Jim Berry and Val Mayerik’s Of Dust and Blood is, first of all, noteworthy for being a historical comic. While historical comics and comics with a historical setting are more common on the global scale, most U.S. comics concern themselves with people in pajamas punching other people in pajamas. While only sixty years ago, superhero comics were in the minority on the newsstand, and even today, the medium is wide and varied, due to the contributions of independent publishers outside the mainstream, there remain genres that are underutilized in the U.S., the scarcest of which may be the historical comic, whether that is historical fiction, or historical re-enactment through sequential art. Nonetheless, good historical comic books, such as Maus and March, do appear.
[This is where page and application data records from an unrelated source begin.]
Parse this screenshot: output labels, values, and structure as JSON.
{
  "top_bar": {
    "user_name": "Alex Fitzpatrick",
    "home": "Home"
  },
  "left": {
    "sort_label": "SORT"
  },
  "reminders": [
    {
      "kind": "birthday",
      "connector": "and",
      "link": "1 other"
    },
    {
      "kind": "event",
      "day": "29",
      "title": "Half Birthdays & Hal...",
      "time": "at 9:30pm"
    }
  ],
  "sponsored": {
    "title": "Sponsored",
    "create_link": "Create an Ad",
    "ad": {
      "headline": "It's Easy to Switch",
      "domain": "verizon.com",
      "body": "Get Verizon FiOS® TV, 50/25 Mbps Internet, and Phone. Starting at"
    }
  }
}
How does Of Dust and Blood compare with these celebrated graphic novels, and does it add value to the small shelf of comic book histories?
Firstly, Of Dust and Blood appears to differ from these other books in that Maus and March are representations of a still living history, describing times that are memories for living people. While I could point out that my grandfather’s grandfather was a young man when the events described in Of Dust and Blood transpired, and it has hence not truly passed out of the oral record of things that generation spoke to those that came after (which sets it apart from Frank Miller’s 300) the events at Little Bighorn have nonetheless passed out of the memory of everyone living, and the creators of Of Dust and Blood used a sizable bibliography to dramatize these events. And so, Of Dust and Blood has no biographical impulse, but instead is not unlike a passion play in its mission to make a living, breathing, history out of what has passed. It is less re-enactment than a recreation of this pivotal day.
The Battle of Little Bighorn aka The Battle of the Greasy Grass, as well as the events that led up to it, are narrated and witnessed by the creators’ fictional avatars, the U.S. scout Greenhaw and the Sioux Slowhawk. Which is not to say that Of Dust and Blood is historical fiction and any less an attempt of a true historical representation, as the longest speeches are still from General Custer, Chief Gall, and Sitting Bull, and Greenhaw or Slowhawk do nothing as notable as Crazy Horse’s ride. Greenhaw and Slowhawk are more or less impartial observers on this historical re-creation.
However, there is no clear cut protagonist in Of Dust and Blood, although the Native Americans come across as less villainous, though no less bloodthirsty, than Custer’s troops. The U.S. troops have ignoble motivations (“My every thought was ambitious, not to be wealthy, not to be learned, but to be great.”) and blackhearted methods (“Feel free…to capture…women, children, and the elderly…use them as hostages and human shields.”), and detail them in cold prose; the Native Americans have mythic motivations (“we are made of the spirit as much as we are flesh and bone”) and poetic methods (“Sing your strong heart songs. Sing your death songs. Hoka hey”).
Where Of Dust and Blood fails is that the tale is a very small slice of life–too small. History is not only a snapshot of a day’s events, and a faithful reconstruction of them, but an attempt to bridge to and from that event with a dramatic context. To deny this day its aftermath robs it of its vigor, and to look away from its historical prologue deflates the sense that The Battle of the Greasy Grass was a consequence, a tragedy with many causes not limited to Custer’s ambition, such as the political stage, the journalism of the day, and public opinion in the U.S. While there is some attempt in the supplemental material to give voice to these other factors, the story itself comes across like a lost film reel of a three reel movie. Which isn’t to say that Of Dust and Blood is poorly written or not well-realized; far from it, I found the dialogue authentic, the breakdown of act and scene to have power, and the pages to be fantastically rendered. While the graphic novel seems fragmentary, the piece that we have is beautifully realized.
Many people no doubt pledged to this Kickstarter based solely on the participation of aritst Val Mayerik, an industry veteran whose contributions at Marvel included Howard the Duck, Man-Thing, and more. However, you won’t see much of the Marvel style here, but instead a painterly representation in the landscape format that reminded me of classic Sunday comics such as Alex Raymond and Hal Foster. Mayerik establishes a rhythm between landscape action panels and more portrait-like close-ups of the principal characters, so that the reader’s eye alternates between galloping with the horses and hovering over the monologues. Simply put, these are outstanding pages that show a huge visual toolbox, and I can only hope that Val Mayerik gets the chance to draw more long form comic book stories. And in the case of Of Dust and Blood, I wish his contribution was even larger, and the book was twice this size.
Sometimes when you say a book leaves you wanting more, it’s a compliment–that is, you’re already wishing for a sequel. In the case of Of Dust and Blood, it’s less complimentary, and when I say that it leaves me wanting more, I mean that I wish the book was more substantial than it is. However, I wouldn’t feel this way at all if I was unmoved by Jim Berry’s historical dramaturgy as recreated by Mayerik’s outstanding pages. And if you are like me, while you may be left wanting more, you will also be glad that you read Of Dust and Blood.
Writer Jim Berry sent the review copy.